(WORK INSTRUCTIONS)
Say how many lines in this listing include the word "avatar", with no other words in the reply.

##### DATA FOR PROCESSING #####

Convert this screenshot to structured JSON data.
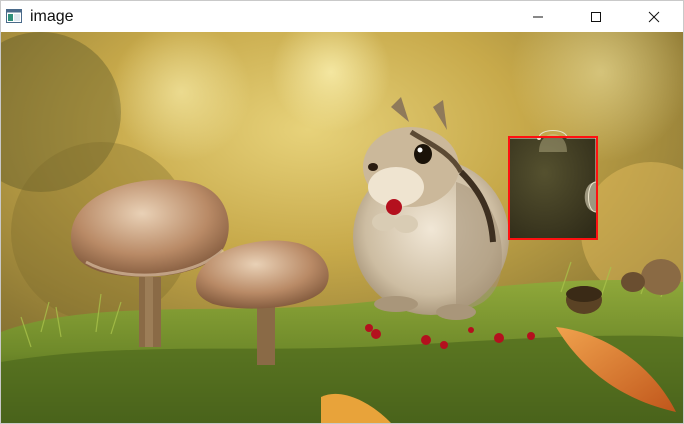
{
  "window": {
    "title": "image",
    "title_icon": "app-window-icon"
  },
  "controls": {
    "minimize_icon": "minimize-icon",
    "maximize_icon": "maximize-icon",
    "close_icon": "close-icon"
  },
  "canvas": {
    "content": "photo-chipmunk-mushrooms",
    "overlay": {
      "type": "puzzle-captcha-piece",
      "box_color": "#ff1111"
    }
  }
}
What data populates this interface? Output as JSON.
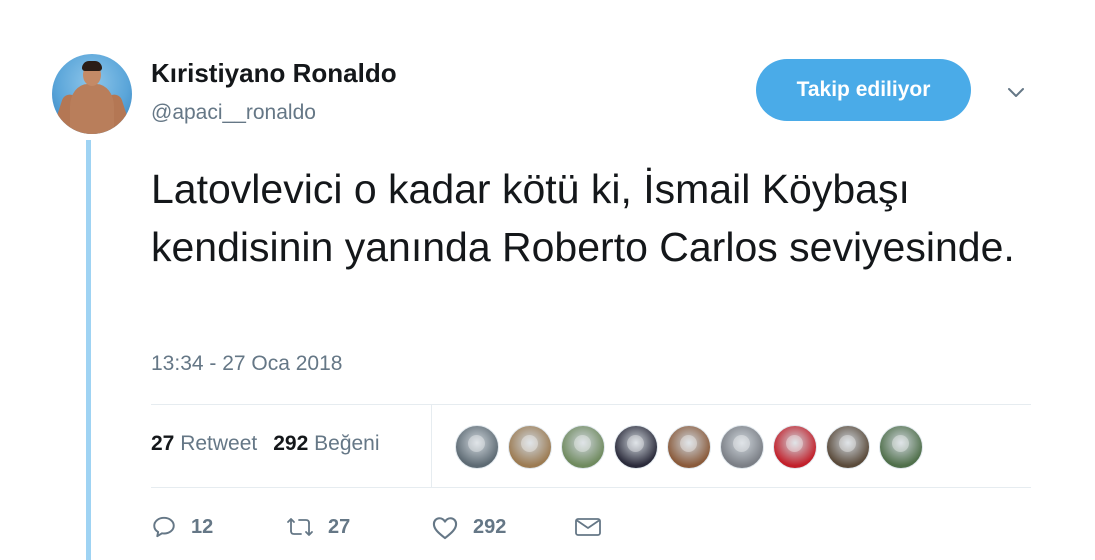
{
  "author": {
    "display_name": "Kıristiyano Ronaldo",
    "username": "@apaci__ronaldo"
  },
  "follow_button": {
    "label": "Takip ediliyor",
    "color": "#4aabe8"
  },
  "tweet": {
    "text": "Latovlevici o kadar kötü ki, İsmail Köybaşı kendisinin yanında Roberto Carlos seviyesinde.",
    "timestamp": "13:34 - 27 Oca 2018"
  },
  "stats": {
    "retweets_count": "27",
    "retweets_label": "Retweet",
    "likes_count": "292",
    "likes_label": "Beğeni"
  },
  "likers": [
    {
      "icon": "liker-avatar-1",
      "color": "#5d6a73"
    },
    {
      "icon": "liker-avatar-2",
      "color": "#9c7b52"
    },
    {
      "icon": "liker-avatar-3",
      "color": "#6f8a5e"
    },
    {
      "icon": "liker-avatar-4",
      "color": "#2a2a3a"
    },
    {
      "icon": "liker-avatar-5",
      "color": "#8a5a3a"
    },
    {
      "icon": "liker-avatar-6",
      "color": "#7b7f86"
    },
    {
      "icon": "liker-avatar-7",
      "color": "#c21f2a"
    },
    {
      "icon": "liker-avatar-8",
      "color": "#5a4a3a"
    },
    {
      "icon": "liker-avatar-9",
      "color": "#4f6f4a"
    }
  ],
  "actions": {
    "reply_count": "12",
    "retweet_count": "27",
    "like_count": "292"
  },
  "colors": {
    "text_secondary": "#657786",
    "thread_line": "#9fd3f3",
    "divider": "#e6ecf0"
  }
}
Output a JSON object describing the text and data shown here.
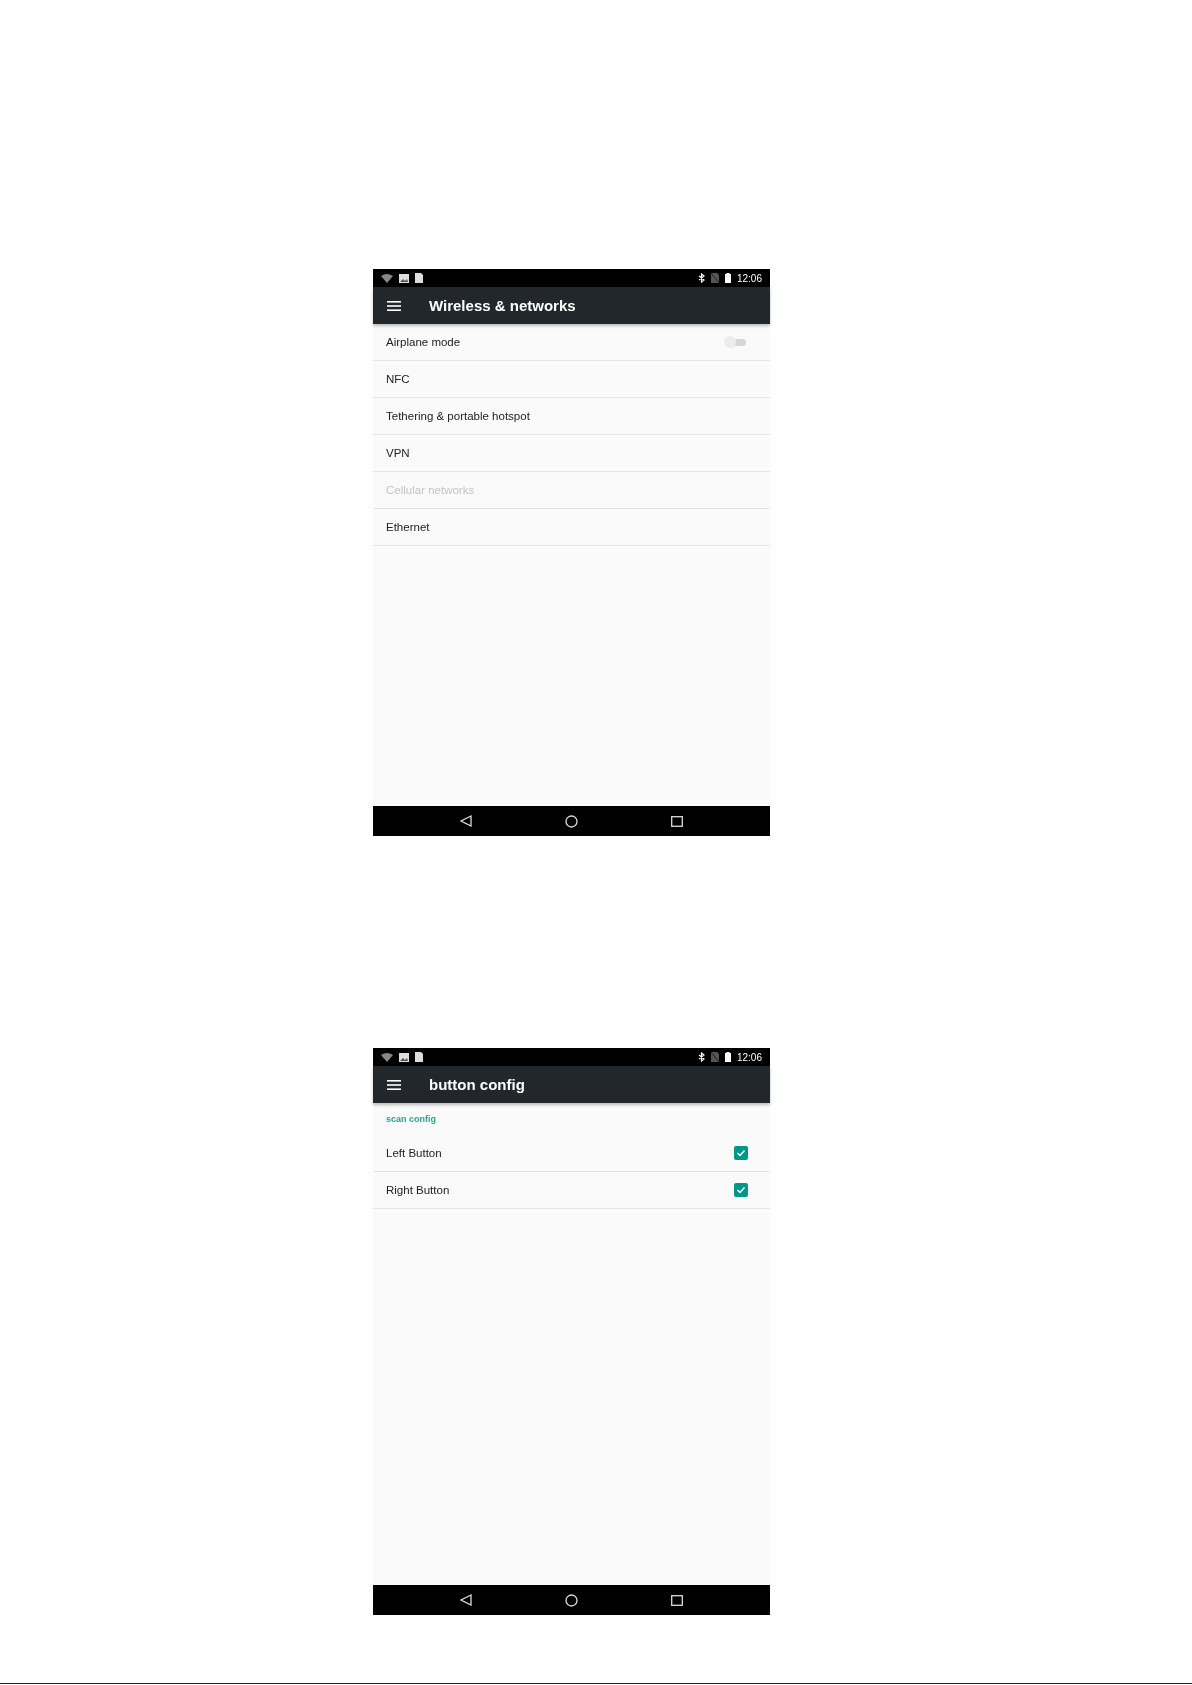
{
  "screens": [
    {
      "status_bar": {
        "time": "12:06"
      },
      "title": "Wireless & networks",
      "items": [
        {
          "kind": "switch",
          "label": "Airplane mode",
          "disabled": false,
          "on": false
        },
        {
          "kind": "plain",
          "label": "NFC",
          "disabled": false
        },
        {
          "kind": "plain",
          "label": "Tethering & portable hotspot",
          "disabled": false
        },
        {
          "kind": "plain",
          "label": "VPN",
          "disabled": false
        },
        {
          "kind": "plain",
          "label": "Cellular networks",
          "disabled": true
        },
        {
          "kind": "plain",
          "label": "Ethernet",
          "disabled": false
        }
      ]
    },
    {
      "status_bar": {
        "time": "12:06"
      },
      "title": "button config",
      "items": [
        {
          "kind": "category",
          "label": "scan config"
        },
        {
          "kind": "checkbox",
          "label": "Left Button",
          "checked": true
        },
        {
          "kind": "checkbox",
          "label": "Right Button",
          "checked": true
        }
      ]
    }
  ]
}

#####
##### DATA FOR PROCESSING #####

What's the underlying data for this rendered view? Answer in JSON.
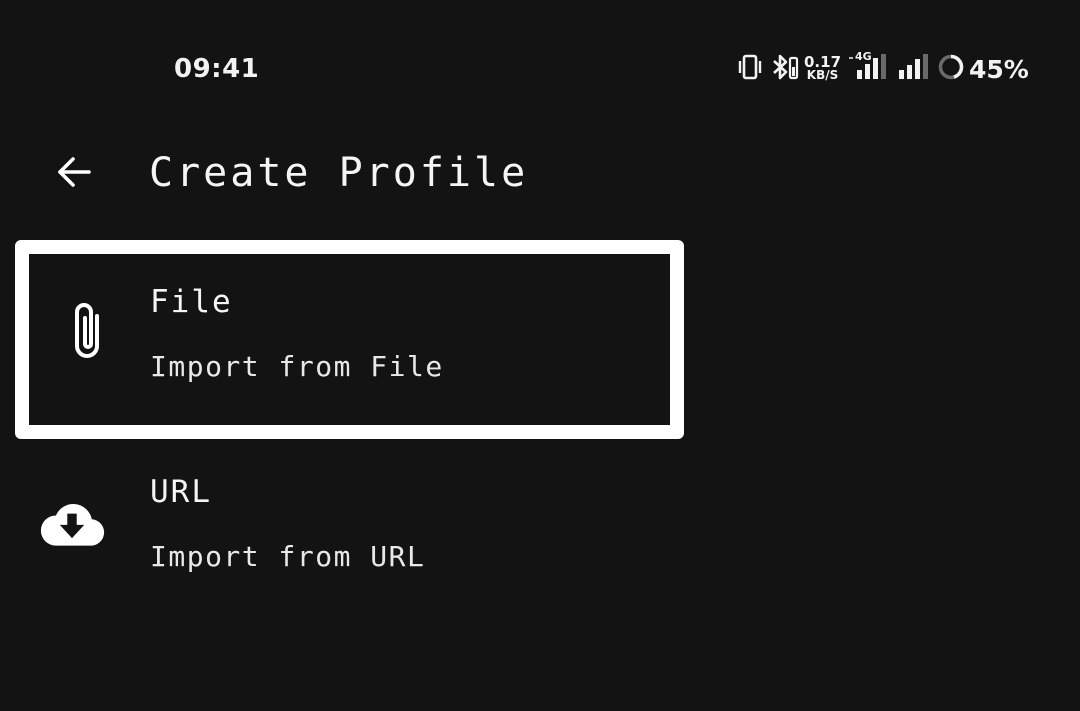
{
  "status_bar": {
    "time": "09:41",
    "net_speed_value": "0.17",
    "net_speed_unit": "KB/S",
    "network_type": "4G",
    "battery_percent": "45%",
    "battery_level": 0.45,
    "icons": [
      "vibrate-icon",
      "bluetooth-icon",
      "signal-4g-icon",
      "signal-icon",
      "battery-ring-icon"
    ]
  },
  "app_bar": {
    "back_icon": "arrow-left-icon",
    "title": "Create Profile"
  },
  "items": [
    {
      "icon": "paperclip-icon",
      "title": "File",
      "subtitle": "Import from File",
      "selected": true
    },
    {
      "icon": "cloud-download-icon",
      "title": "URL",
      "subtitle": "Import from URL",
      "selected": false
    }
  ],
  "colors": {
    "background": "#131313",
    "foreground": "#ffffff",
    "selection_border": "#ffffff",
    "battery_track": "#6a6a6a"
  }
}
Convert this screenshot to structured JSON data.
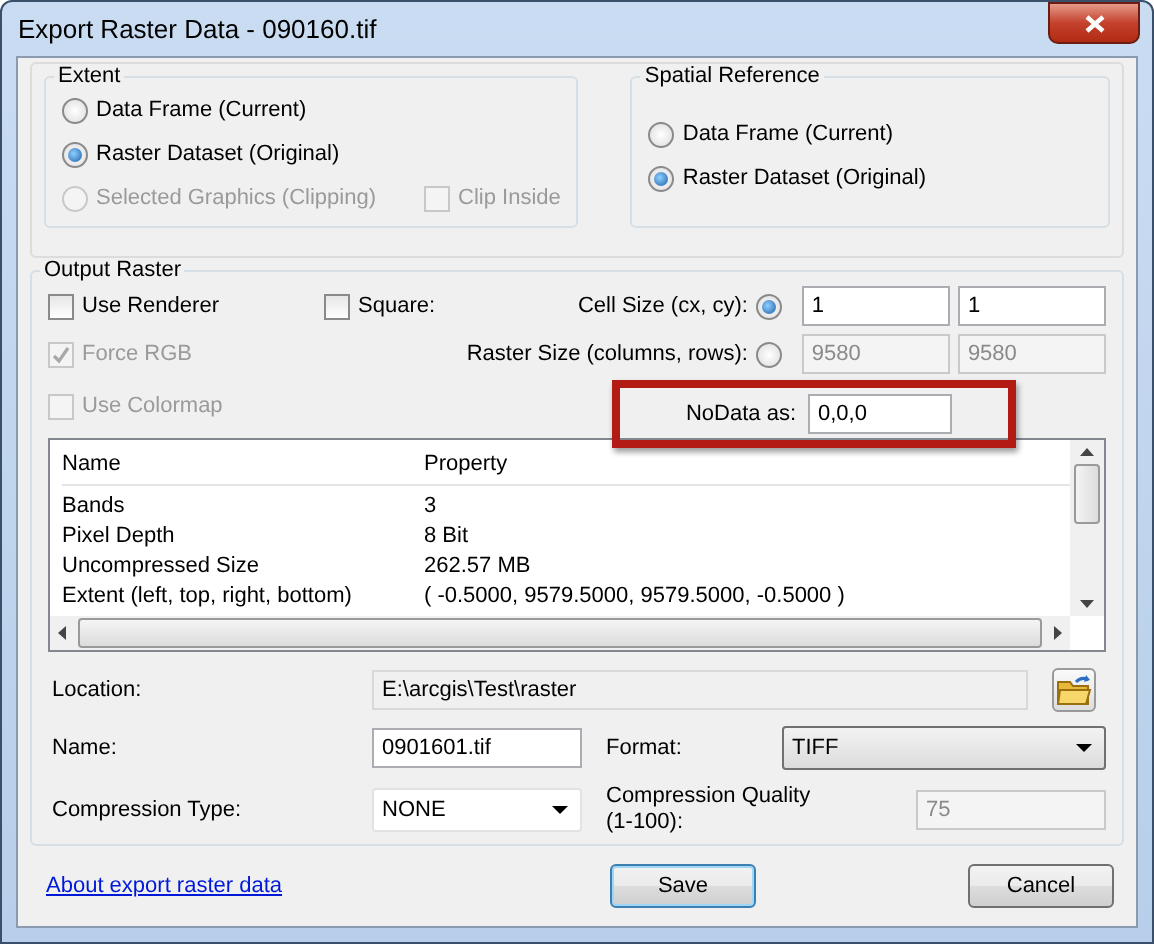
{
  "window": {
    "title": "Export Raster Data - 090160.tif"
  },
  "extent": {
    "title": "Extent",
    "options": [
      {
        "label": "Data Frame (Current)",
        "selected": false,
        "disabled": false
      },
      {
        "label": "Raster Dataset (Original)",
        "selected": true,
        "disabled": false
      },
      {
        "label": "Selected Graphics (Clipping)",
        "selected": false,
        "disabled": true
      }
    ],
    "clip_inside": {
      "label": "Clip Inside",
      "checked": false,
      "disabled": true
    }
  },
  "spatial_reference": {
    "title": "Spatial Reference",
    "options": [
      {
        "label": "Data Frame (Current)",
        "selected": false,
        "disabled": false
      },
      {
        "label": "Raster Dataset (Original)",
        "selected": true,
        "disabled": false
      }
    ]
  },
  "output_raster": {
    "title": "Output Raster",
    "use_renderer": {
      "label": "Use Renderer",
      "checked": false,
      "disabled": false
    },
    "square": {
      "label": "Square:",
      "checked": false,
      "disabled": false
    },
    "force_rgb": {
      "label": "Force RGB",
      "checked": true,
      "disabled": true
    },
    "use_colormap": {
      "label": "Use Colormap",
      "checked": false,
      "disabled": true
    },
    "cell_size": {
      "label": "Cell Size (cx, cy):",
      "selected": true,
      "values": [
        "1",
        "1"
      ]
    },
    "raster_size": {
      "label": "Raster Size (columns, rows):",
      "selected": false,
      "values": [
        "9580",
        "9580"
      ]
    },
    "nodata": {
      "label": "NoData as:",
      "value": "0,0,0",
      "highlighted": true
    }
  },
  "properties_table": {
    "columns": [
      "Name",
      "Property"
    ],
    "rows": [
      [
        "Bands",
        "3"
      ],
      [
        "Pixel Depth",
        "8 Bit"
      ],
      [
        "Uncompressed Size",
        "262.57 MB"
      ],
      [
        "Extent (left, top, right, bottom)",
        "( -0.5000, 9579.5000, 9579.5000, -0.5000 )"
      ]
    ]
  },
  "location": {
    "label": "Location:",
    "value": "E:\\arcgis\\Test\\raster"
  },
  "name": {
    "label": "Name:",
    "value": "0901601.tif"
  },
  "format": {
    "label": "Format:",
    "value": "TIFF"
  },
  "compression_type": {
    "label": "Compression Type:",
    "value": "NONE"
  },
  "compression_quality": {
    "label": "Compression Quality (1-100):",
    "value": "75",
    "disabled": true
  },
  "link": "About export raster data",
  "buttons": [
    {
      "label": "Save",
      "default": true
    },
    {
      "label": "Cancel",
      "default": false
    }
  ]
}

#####
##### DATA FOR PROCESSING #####

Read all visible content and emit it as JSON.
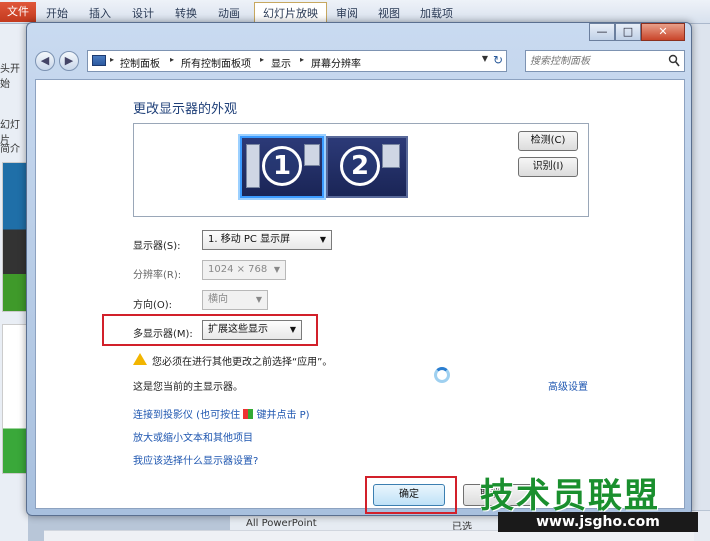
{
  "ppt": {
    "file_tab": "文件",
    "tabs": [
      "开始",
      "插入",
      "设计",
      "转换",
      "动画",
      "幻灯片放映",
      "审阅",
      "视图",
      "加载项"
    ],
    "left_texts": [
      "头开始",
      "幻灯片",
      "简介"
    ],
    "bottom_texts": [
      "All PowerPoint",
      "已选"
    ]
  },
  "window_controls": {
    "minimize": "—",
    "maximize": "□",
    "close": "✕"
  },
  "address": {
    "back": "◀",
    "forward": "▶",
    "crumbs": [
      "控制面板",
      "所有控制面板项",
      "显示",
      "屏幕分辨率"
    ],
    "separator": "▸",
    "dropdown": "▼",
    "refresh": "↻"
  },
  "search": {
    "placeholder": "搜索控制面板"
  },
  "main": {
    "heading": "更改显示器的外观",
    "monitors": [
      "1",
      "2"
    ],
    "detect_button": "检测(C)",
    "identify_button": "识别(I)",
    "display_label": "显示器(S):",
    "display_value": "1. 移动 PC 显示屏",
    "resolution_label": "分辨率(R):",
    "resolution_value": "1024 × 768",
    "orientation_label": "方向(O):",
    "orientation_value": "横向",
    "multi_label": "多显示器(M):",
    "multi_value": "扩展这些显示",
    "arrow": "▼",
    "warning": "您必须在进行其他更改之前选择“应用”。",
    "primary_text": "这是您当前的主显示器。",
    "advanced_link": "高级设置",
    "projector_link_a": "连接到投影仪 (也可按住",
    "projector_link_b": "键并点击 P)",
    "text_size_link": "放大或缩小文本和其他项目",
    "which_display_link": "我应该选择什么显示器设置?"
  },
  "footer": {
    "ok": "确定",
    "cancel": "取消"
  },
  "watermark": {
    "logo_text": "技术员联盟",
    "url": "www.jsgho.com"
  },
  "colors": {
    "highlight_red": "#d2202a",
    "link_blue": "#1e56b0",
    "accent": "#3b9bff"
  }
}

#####

(WRITTEN RESPONSE)
9